Excerpted data:
______________________________

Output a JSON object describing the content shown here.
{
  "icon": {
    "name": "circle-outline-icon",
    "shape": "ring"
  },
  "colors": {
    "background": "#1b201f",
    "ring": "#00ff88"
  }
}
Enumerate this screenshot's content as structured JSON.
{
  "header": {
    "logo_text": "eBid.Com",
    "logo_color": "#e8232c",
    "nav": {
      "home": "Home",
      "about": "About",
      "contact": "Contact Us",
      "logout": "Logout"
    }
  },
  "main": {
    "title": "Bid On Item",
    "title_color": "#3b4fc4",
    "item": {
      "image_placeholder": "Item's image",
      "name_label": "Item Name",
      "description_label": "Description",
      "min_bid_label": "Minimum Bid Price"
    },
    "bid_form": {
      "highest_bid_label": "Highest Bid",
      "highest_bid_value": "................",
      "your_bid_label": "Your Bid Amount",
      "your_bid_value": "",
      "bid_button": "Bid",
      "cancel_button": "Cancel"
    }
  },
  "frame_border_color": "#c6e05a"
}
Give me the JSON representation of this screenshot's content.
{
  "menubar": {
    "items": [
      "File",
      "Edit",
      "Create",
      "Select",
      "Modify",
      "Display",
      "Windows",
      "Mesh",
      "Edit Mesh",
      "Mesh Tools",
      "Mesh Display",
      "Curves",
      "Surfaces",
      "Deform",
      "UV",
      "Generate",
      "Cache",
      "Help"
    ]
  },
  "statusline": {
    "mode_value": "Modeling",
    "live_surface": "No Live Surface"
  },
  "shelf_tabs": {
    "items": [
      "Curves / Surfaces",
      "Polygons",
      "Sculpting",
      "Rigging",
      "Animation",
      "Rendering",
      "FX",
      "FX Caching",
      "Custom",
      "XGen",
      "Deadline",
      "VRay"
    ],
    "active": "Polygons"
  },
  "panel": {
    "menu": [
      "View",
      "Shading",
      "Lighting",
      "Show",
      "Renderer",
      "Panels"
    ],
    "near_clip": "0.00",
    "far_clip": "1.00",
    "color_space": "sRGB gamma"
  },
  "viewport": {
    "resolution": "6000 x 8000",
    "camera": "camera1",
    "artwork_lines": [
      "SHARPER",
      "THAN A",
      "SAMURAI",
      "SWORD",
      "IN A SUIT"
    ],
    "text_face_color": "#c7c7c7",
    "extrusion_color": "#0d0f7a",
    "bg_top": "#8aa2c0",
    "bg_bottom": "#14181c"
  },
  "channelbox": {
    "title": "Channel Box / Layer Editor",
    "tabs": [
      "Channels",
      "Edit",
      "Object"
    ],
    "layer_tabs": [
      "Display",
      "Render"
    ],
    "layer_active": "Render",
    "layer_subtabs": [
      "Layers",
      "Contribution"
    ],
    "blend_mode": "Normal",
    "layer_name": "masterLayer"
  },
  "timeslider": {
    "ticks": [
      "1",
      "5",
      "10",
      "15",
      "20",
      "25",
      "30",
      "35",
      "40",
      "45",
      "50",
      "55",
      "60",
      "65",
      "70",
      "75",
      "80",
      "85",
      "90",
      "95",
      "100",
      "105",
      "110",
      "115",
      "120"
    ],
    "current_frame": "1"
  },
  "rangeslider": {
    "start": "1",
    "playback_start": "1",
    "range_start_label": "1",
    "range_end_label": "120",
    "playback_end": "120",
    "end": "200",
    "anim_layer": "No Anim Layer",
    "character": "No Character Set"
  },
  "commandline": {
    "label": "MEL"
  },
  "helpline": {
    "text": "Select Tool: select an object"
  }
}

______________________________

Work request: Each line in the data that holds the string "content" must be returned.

Result of this exercise:
Output a JSON object describing the content shown here.
Enumerate this screenshot's content as structured JSON.
Give me the JSON representation of this screenshot's content.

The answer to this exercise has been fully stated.